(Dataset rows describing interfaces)
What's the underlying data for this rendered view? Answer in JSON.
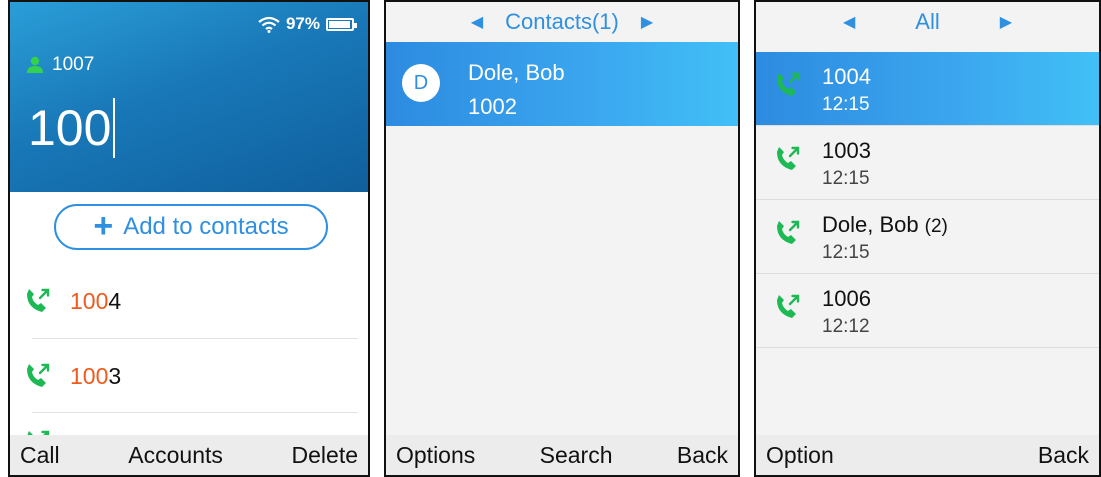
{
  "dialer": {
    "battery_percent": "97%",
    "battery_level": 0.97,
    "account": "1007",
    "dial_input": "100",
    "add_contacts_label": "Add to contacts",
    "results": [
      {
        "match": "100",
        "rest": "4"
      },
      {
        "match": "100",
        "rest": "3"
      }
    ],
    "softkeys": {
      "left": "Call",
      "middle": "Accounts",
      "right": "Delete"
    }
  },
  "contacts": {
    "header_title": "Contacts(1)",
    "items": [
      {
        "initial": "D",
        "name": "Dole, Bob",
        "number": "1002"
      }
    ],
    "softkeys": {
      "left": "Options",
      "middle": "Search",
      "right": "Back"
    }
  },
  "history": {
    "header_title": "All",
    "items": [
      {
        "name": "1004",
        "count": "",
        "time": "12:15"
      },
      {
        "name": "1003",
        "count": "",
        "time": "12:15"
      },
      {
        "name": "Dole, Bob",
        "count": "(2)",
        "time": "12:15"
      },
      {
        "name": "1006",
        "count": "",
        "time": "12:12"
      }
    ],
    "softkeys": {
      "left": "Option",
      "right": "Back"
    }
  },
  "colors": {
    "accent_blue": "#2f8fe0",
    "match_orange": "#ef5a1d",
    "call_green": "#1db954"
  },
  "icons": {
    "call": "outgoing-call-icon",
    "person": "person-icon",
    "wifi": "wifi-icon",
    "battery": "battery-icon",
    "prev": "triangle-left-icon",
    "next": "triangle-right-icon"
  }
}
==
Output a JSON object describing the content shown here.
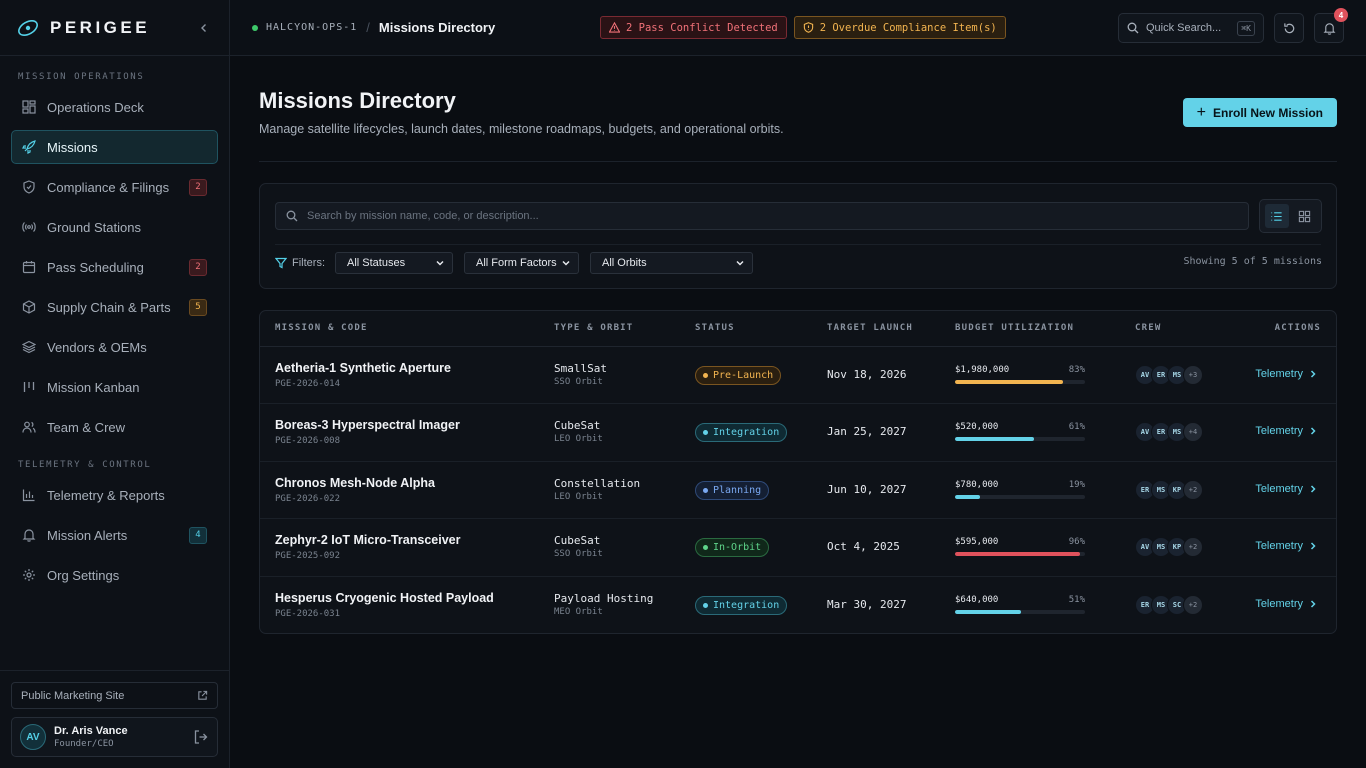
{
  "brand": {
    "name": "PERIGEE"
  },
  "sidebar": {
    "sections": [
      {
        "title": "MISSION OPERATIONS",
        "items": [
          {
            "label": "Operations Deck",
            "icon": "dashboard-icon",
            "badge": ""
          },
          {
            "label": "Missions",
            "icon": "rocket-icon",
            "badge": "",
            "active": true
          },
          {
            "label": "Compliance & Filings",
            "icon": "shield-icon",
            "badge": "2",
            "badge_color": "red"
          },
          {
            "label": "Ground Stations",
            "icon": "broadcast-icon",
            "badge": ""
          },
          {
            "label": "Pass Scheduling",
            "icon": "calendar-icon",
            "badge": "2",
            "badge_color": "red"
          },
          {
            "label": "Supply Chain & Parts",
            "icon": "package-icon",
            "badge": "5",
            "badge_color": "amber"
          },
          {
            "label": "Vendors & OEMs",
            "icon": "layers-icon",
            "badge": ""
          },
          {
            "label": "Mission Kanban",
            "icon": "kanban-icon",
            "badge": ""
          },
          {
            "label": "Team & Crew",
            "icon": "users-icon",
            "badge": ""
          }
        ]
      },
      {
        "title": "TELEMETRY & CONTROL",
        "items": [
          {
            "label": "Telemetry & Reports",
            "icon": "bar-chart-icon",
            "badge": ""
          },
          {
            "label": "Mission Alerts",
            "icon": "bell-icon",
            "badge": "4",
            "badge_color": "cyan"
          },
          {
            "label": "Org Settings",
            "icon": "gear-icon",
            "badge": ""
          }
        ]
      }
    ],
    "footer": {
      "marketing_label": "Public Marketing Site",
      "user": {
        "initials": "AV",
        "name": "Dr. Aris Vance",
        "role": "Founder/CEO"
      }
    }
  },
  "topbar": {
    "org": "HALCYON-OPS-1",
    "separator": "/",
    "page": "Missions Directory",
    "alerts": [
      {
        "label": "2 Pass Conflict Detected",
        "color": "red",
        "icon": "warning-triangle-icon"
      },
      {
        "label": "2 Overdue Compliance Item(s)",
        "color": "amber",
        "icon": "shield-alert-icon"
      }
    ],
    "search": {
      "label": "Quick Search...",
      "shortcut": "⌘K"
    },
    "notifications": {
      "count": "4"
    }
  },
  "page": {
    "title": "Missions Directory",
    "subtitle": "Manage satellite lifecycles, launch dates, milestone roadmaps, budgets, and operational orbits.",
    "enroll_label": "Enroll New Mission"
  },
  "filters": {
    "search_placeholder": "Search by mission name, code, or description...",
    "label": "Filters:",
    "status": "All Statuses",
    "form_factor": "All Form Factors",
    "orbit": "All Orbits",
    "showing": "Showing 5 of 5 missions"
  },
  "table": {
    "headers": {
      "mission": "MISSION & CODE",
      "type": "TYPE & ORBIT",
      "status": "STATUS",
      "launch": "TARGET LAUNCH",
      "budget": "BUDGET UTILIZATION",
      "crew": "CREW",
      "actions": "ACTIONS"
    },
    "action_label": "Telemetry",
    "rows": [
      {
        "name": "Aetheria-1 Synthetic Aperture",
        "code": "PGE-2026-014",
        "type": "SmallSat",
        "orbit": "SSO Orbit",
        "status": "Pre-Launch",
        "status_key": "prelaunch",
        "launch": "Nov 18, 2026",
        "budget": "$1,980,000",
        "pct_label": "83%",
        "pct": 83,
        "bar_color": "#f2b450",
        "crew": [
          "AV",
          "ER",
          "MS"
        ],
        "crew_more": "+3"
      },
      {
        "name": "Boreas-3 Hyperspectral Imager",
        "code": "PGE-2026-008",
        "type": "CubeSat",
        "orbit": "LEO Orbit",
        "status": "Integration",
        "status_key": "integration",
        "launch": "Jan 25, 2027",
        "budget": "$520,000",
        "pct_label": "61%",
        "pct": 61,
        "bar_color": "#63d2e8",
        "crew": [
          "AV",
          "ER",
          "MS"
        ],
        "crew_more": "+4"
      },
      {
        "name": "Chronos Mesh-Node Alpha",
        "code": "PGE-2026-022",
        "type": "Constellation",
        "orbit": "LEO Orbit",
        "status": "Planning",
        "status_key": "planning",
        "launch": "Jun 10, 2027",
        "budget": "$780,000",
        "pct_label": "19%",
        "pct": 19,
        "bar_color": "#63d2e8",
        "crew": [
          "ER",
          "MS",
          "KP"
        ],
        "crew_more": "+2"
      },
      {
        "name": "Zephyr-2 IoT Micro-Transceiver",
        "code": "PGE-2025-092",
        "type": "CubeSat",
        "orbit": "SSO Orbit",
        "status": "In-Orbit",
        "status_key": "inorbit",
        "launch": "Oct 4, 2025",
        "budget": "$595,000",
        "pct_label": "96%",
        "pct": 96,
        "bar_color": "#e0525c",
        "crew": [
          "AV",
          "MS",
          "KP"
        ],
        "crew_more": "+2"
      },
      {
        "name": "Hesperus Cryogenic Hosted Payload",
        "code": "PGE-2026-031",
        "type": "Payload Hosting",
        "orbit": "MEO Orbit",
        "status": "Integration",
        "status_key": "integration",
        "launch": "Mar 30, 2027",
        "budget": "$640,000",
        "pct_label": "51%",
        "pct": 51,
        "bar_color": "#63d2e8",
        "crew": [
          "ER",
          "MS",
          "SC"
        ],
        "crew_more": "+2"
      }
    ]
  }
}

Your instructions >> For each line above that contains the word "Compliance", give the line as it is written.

Task result >>
            "label": "Compliance & Filings",
        "label": "2 Overdue Compliance Item(s)",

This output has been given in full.